_Task description_
Determine how many lines of the material hold the string "this" and reply with only that number.

_Material provided_
____

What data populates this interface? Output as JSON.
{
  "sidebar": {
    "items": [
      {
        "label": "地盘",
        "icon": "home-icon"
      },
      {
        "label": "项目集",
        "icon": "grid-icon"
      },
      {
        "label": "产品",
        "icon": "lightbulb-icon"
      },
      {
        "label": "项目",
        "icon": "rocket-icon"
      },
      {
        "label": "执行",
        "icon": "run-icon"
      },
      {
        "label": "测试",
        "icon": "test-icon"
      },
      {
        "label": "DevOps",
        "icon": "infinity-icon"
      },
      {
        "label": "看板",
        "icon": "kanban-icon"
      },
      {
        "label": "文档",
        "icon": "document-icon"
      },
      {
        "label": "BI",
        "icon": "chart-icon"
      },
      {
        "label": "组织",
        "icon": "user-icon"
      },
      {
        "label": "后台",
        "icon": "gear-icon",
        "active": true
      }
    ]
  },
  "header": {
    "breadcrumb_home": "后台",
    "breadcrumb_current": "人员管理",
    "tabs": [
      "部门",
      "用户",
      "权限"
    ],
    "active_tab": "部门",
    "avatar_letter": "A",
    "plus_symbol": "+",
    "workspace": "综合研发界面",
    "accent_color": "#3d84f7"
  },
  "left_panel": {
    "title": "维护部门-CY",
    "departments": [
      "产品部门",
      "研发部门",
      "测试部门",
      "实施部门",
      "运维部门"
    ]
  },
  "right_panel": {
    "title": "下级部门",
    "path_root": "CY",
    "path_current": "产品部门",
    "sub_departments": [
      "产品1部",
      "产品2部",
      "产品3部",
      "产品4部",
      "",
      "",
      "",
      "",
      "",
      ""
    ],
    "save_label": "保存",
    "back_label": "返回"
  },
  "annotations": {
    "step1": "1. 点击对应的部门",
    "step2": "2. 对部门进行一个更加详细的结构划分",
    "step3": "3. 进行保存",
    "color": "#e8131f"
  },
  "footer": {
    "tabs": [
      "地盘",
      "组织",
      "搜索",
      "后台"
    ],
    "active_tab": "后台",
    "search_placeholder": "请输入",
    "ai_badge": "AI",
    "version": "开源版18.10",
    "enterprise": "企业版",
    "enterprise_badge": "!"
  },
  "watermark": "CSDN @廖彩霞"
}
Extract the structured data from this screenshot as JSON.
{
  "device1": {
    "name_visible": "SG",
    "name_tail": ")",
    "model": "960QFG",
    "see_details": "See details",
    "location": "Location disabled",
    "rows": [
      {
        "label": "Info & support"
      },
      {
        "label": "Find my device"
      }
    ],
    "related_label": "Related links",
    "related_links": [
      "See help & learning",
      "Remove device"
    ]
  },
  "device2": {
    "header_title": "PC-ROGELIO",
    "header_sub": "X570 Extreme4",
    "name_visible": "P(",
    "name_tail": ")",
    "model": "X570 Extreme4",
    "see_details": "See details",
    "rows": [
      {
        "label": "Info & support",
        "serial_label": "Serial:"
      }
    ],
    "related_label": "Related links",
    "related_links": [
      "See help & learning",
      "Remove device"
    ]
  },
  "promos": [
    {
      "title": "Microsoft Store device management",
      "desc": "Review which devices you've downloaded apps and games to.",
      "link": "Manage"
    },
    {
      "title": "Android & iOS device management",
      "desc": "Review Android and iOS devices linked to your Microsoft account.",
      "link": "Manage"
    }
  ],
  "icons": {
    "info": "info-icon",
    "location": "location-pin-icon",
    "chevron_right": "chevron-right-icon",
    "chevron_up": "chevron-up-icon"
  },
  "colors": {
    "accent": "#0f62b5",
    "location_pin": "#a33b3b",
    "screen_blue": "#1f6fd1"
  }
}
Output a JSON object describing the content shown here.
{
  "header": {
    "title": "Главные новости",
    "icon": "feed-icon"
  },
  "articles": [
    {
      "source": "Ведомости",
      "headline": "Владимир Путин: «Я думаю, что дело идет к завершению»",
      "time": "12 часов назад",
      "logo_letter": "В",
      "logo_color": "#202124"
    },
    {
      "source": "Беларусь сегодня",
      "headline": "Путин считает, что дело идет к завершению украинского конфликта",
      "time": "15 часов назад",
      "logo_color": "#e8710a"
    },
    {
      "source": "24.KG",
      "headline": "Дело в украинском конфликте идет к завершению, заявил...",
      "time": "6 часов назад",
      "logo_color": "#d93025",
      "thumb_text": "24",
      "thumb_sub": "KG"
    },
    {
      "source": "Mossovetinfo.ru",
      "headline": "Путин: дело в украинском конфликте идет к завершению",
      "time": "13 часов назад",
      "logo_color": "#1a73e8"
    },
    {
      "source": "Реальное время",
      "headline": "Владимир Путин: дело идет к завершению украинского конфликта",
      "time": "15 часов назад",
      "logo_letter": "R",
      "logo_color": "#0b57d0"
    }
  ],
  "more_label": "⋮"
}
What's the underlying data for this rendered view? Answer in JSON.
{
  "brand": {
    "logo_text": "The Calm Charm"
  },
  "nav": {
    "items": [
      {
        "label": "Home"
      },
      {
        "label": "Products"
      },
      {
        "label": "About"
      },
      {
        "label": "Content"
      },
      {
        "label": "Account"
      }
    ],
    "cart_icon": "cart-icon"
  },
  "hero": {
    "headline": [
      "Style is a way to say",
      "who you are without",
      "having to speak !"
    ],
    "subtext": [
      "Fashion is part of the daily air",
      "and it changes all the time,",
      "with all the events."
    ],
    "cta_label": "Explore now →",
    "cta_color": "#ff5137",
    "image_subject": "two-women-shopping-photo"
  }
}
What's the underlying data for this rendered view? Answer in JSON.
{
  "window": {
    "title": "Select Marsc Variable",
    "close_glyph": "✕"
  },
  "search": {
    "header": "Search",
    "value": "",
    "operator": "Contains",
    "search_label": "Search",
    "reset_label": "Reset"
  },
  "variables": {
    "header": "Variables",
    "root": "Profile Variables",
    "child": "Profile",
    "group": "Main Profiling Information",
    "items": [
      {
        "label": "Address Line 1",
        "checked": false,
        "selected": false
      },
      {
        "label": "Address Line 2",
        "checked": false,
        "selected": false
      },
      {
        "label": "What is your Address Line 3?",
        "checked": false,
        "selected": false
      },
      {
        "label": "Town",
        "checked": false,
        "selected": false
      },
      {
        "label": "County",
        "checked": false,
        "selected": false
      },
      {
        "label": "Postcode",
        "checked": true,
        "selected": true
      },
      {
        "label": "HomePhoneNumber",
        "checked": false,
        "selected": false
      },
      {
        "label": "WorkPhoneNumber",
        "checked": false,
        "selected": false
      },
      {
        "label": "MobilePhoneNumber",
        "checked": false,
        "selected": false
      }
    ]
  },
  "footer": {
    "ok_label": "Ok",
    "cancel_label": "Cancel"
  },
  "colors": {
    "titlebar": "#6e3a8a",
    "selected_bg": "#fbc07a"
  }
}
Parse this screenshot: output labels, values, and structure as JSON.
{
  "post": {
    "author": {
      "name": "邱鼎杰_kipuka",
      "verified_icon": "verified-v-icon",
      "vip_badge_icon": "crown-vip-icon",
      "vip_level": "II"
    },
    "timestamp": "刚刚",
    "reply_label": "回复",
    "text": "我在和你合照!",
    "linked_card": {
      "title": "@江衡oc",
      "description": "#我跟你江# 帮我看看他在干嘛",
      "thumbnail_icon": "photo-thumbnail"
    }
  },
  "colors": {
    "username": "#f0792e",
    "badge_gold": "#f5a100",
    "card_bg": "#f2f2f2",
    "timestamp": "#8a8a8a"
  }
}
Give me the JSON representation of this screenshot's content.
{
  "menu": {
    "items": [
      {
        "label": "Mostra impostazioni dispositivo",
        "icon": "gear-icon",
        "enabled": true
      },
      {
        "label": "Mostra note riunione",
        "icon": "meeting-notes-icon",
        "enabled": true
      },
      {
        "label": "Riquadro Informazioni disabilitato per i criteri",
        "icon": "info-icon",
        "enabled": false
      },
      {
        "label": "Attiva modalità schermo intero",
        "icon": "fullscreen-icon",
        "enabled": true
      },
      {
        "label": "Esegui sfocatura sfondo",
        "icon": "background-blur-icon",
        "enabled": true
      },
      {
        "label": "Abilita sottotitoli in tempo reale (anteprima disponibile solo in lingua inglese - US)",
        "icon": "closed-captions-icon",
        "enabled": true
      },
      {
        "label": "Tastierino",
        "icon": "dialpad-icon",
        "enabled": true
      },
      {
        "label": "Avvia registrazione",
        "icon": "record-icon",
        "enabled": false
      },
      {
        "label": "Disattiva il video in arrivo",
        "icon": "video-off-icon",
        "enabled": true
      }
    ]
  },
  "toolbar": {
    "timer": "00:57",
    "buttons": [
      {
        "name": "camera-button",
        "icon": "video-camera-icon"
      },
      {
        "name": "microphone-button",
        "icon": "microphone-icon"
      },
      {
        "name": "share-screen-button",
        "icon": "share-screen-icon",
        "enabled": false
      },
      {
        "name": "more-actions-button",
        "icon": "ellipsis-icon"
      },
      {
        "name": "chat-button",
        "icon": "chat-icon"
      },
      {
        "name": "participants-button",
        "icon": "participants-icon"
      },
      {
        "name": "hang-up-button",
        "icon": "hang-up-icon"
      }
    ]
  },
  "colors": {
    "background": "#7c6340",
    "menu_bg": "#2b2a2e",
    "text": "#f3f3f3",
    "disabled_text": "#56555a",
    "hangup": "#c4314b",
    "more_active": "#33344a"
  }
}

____

_Exercise result_
6